Helping Hands volunteers have wrapped up five weeks of cleanup work in Hammond following Hurricane Ida.
More than 11,000 volunteers through with the Church of Jesus Christ of Latter-day Saints traveled from Texas, Arkansas, Tennessee, Mississippi, Alabama, Georgia and Florida to join their Louisiana church family in disaster relief.
The church set up four Helping Hands command centers in the hardest hit areas of Louisiana, including Hammond, Gonzales, Slidell and Houma.
Linda Whittington of Hammond and her family were thankful to see “a sea of yellow shirts” pull up and get to work.
The Helping Hands volunteers from The Church of Jesus Christ of Latter-day Saints brought chainsaws, a tractor and the manpower to remove the large trees and debris that had fallen around her home.
“I felt joy when I woke up this morning,” she said. “It’s gonna be joy in my heart for a long time. I know God is good.”
Helping Hands volunteers labored free of charge throughout their five-week clean-up effort, clearing debris and downed trees and performing mold remediation on flood-ravaged homes and churches.
They completed 5,517 work orders totaling over 295,500 hours. Each work order represented one home or house of worship.
One of those Helping Hands volunteers was Laurene Lahr, of Brandon, Mississippi, who wore a ball cap to protect her head that remains shaved for the treatment of a benign tumor.
“I am the luckiest person in the world,” she said after helping haul branches to the curb from a tree that had fallen on Derricka Andrew’s home in Hammond.
Ms. Rouchell Dangerfield has lived in Hammond all of her life. She has lived in her current location on Wilbert Dangerfield Drive for over 60 years. Her father, Wilbert Dangerfield, was a Hammond city councilman for 19 years beginning in 1976.
Ms. Dangerfield has seen many storms pass through. However none of the storms affected her as much as Hurricane Ida.
She said she felt despair the first few days after the storm. Help was not available because everyone was suffering as much as she was.
She received the number for Crisis Clean-up from a family member and was pleased when Helping Hands crews came to provide help the first two weekends after the hurricane.

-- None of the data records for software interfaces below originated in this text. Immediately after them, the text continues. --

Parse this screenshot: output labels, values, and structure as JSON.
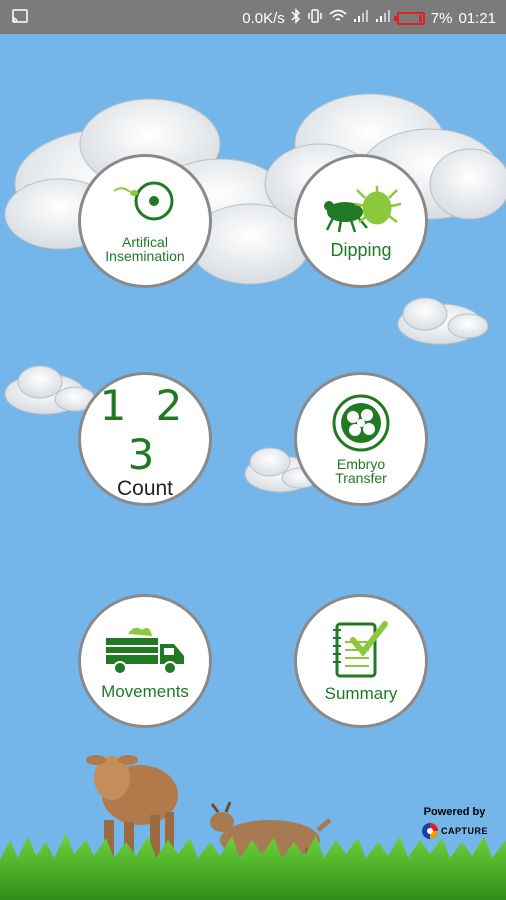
{
  "status_bar": {
    "speed": "0.0K/s",
    "battery_percent": "7%",
    "time": "01:21",
    "icons": [
      "cast-icon",
      "bluetooth-icon",
      "vibrate-icon",
      "wifi-icon",
      "signal-icon",
      "signal-icon",
      "battery-icon"
    ]
  },
  "menu": {
    "ai_label_line1": "Artifical",
    "ai_label_line2": "Insemination",
    "dipping_label": "Dipping",
    "count_digits": "1 2 3",
    "count_label": "Count",
    "embryo_label_line1": "Embryo",
    "embryo_label_line2": "Transfer",
    "movements_label": "Movements",
    "summary_label": "Summary"
  },
  "footer": {
    "powered_by": "Powered by",
    "brand": "CAPTURE"
  },
  "colors": {
    "sky": "#74b6ea",
    "icon_green": "#1f7a23",
    "accent_green": "#8cc83c",
    "battery_red": "#e02020"
  }
}
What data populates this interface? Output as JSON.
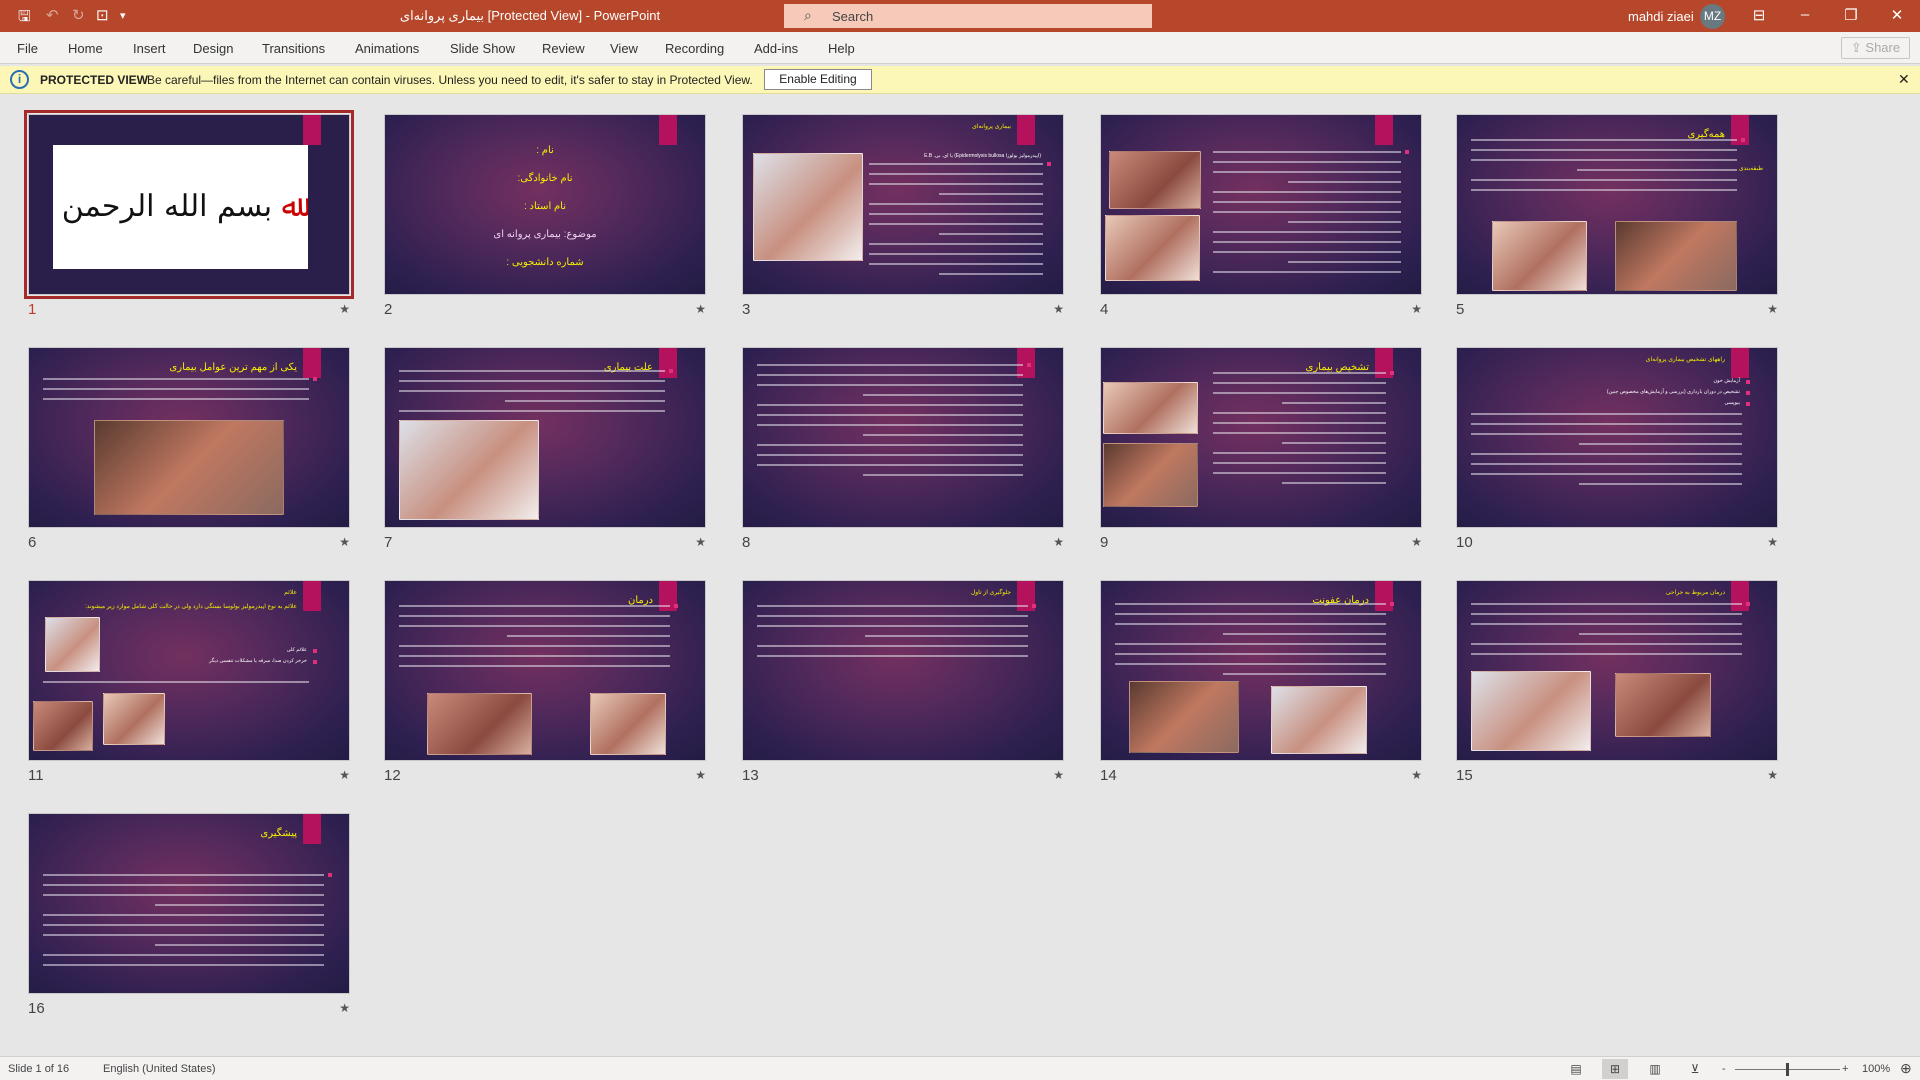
{
  "titlebar": {
    "doc_title": "بیماری پروانه‌ای [Protected View]  -  PowerPoint",
    "search_placeholder": "Search",
    "user_name": "mahdi ziaei",
    "user_initials": "MZ",
    "icons": [
      "save-icon",
      "undo-icon",
      "redo-icon",
      "present-from-start-icon",
      "customize-qat-icon"
    ]
  },
  "menu": {
    "tabs": [
      "File",
      "Home",
      "Insert",
      "Design",
      "Transitions",
      "Animations",
      "Slide Show",
      "Review",
      "View",
      "Recording",
      "Add-ins",
      "Help"
    ],
    "share_label": "Share"
  },
  "protected_view": {
    "label": "PROTECTED VIEW",
    "message": "Be careful—files from the Internet can contain viruses. Unless you need to edit, it's safer to stay in Protected View.",
    "button": "Enable Editing"
  },
  "colors": {
    "titlebar": "#b7472a",
    "accent_pink": "#b5125e",
    "slide_title": "#f5f000",
    "selection": "#a52a2a"
  },
  "slides": [
    {
      "number": "1",
      "selected": true,
      "logo_text": "بسم الله الرحمن الرحیم"
    },
    {
      "number": "2",
      "lines": [
        "نام :",
        "نام خانوادگی:",
        "نام استاد :",
        "موضوع: بیماری پروانه ای",
        "شماره دانشجویی :"
      ]
    },
    {
      "number": "3",
      "title": "بیماری پروانه‌ای",
      "lead": "(اپیدرمولیز بولوزا Epidermolysis bullosa) یا ای. بی. E.B"
    },
    {
      "number": "4"
    },
    {
      "number": "5",
      "title": "همه‌گیری",
      "subtitle": "طبقه‌بندی"
    },
    {
      "number": "6",
      "title": "یکی از مهم ترین عوامل بیماری"
    },
    {
      "number": "7",
      "title": "علت بیماری"
    },
    {
      "number": "8"
    },
    {
      "number": "9",
      "title": "تشخیص بیماری"
    },
    {
      "number": "10",
      "title": "راههای تشخیص بیماری پروانه‌ای",
      "bullets": [
        "آزمایش خون",
        "تشخیص در دوران بارداری (بررسی و آزمایش‌های مخصوص جنین)",
        "بیوپسی"
      ]
    },
    {
      "number": "11",
      "title": "علائم",
      "subtitle": "علائم به نوع اپیدرمولیز بولوسا بستگی دارد ولی در حالت کلی شامل موارد زیر میشوند:",
      "bullets": [
        "علائم کلی",
        "خرخر کردن صدا، سرفه یا مشکلات تنفسی دیگر"
      ]
    },
    {
      "number": "12",
      "title": "درمان"
    },
    {
      "number": "13",
      "title": "جلوگیری از تاول"
    },
    {
      "number": "14",
      "title": "درمان عفونت"
    },
    {
      "number": "15",
      "title": "درمان مربوط به جراحی"
    },
    {
      "number": "16",
      "title": "پیشگیری"
    }
  ],
  "statusbar": {
    "slide_info": "Slide 1 of 16",
    "language": "English (United States)",
    "zoom": "100%",
    "zoom_level": 0.5
  }
}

“I could have easily been swallowed up in a sea of need,” she said. “Thanks to Heavenly Father for answering my prayers and sending the help I needed.”
The Helping Hands crews were not only serving the people of Hammond, they were being served as well. The Louisiana Jaycees provided meals to volunteers working out of the Hammond Command Center on multiple occasions. The group, which is a branch of JCI USA, focuses on professional development through community action and often stands ready to respond to disaster relief.

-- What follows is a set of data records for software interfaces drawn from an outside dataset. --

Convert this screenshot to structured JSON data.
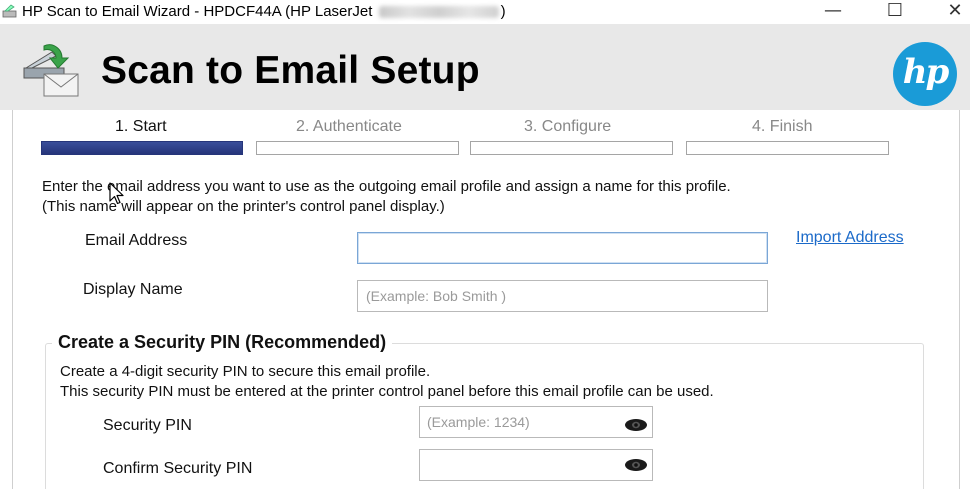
{
  "window": {
    "title_prefix": "HP Scan to Email Wizard - HPDCF44A (HP LaserJet",
    "title_suffix": ")",
    "minimize_glyph": "—",
    "maximize_glyph": "☐",
    "close_glyph": "✕"
  },
  "header": {
    "title": "Scan to Email Setup",
    "logo_text": "hp",
    "header_bg": "#e8e8e8",
    "logo_color": "#1a9bd7"
  },
  "steps": [
    {
      "label": "1. Start",
      "active": true
    },
    {
      "label": "2. Authenticate",
      "active": false
    },
    {
      "label": "3. Configure",
      "active": false
    },
    {
      "label": "4. Finish",
      "active": false
    }
  ],
  "intro": {
    "line1": "Enter the email address you want to use as the outgoing email profile and assign a name for this profile.",
    "line2": "(This name will appear on the printer's control panel display.)"
  },
  "form": {
    "email_label": "Email Address",
    "email_value": "",
    "import_link": "Import Address",
    "display_name_label": "Display Name",
    "display_name_placeholder": "(Example: Bob Smith )"
  },
  "security": {
    "title": "Create a Security PIN (Recommended)",
    "line1": "Create a 4-digit security PIN to secure this email profile.",
    "line2": "This security PIN must be entered at the printer control panel before this email profile can be used.",
    "pin_label": "Security PIN",
    "pin_placeholder": "(Example: 1234)",
    "confirm_label": "Confirm Security PIN",
    "confirm_placeholder": ""
  },
  "colors": {
    "progress_active": "#2e3f86",
    "link": "#1b6ac9"
  }
}
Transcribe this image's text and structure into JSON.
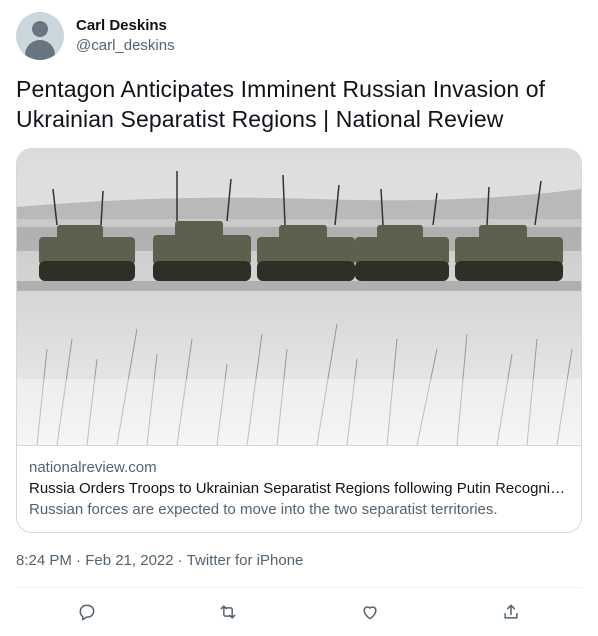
{
  "user": {
    "display_name": "Carl Deskins",
    "handle": "@carl_deskins",
    "avatar_icon": "default-profile-icon"
  },
  "tweet": {
    "text": "Pentagon Anticipates Imminent Russian Invasion of Ukrainian Separatist Regions | National Review"
  },
  "card": {
    "domain": "nationalreview.com",
    "title": "Russia Orders Troops to Ukrainian Separatist Regions following Putin Recogniti...",
    "description": "Russian forces are expected to move into the two separatist territories."
  },
  "meta": {
    "timestamp": "8:24 PM · Feb 21, 2022 · Twitter for iPhone"
  },
  "actions": {
    "reply_icon": "reply-icon",
    "retweet_icon": "retweet-icon",
    "like_icon": "like-icon",
    "share_icon": "share-icon"
  },
  "colors": {
    "text": "#0f1419",
    "secondary": "#536471",
    "border": "#cfd9de"
  }
}
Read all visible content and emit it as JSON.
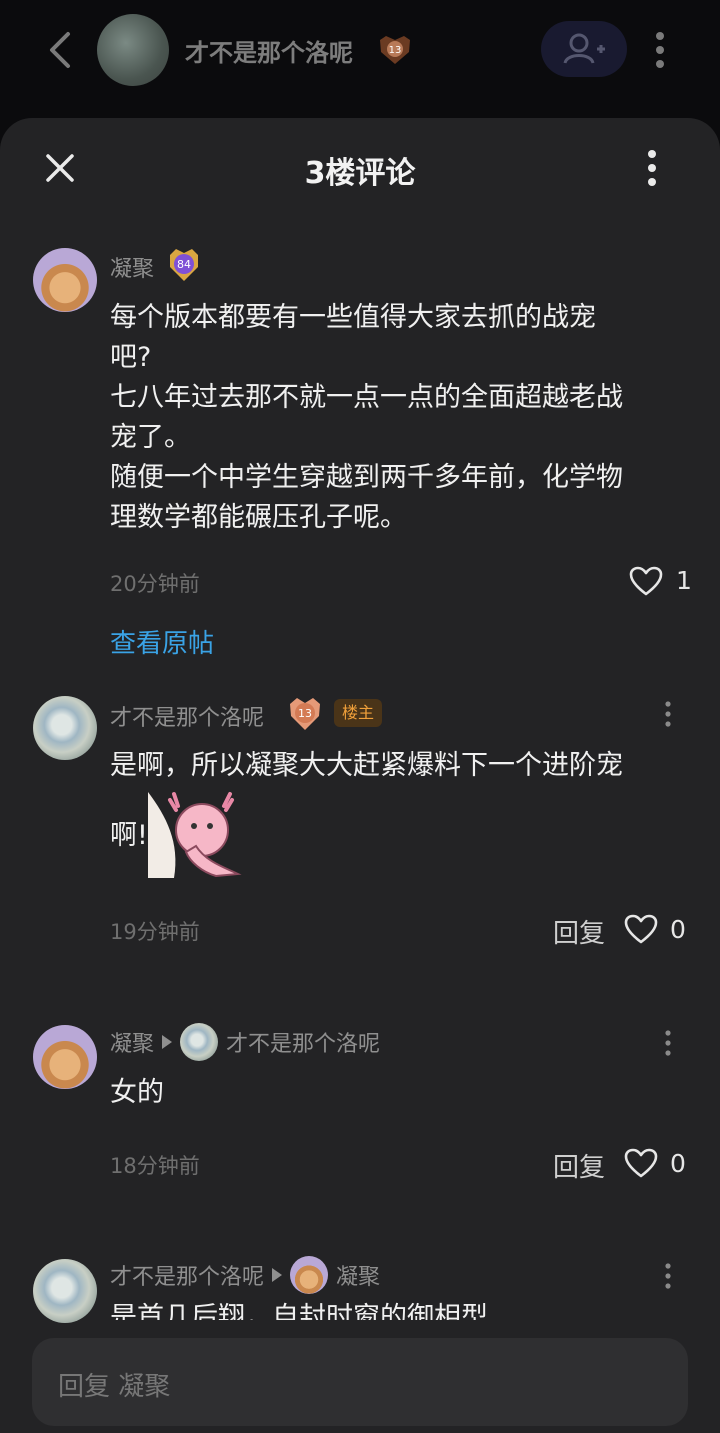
{
  "top": {
    "name": "才不是那个洛呢",
    "level": "13"
  },
  "sheet": {
    "title": "3楼评论"
  },
  "main_comment": {
    "user": "凝聚",
    "level": "84",
    "lines": [
      "每个版本都要有一些值得大家去抓的战宠",
      "吧?",
      "七八年过去那不就一点一点的全面超越老战",
      "宠了。",
      "随便一个中学生穿越到两千多年前，化学物",
      "理数学都能碾压孔子呢。"
    ],
    "time": "20分钟前",
    "likes": "1",
    "view_original": "查看原帖"
  },
  "replies": [
    {
      "user": "才不是那个洛呢",
      "level": "13",
      "owner_tag": "楼主",
      "line1": "是啊，所以凝聚大大赶紧爆料下一个进阶宠",
      "line2": "啊!",
      "time": "19分钟前",
      "reply_label": "回复",
      "likes": "0"
    },
    {
      "user": "凝聚",
      "reply_to": "才不是那个洛呢",
      "text": "女的",
      "time": "18分钟前",
      "reply_label": "回复",
      "likes": "0"
    },
    {
      "user": "才不是那个洛呢",
      "reply_to": "凝聚",
      "partial_text": "是首几后翔，自封时窗的御相型"
    }
  ],
  "input": {
    "placeholder": "回复 凝聚"
  },
  "colors": {
    "sheet_bg": "#232325",
    "link": "#3aa3e6",
    "owner_tag": "#f0a03a"
  }
}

Christian Gray, of Ponchatoula, is president of Louisiana Jaycees. He spent time at the Hammond Command Center in the fifth and final weekend learning more about Helping Hands operations and crisis cleanup software that they utilize in their relief efforts.
In helping to prepare and deliver the meals provided by the Louisiana Jaycees, Courtney Davis said, “We are always looking for ways to help the community…We want people to know we’re here.”
Olivia Martin, 14, was working on a Helping Hands crew with her father and brother when Davis and fellow Jaycee member Sarah Costanza brought lunch.
“It doesn’t matter what it is. It could be helping with moving debris, organizing food, or delivering items to people who need them” the girl said. “All you see when you look around Hammond is a big community of good people doing service.”
Regional Latter-day Saint ecclesiastical leader Elder Quinn S. Millington commented, “Every week that we were here we saw volunteers arriving, giving their time and resources to come and serve. That to me is a witness of a miracle. It is a witness to me of their love of Jesus Christ and their willingness to follow Him.”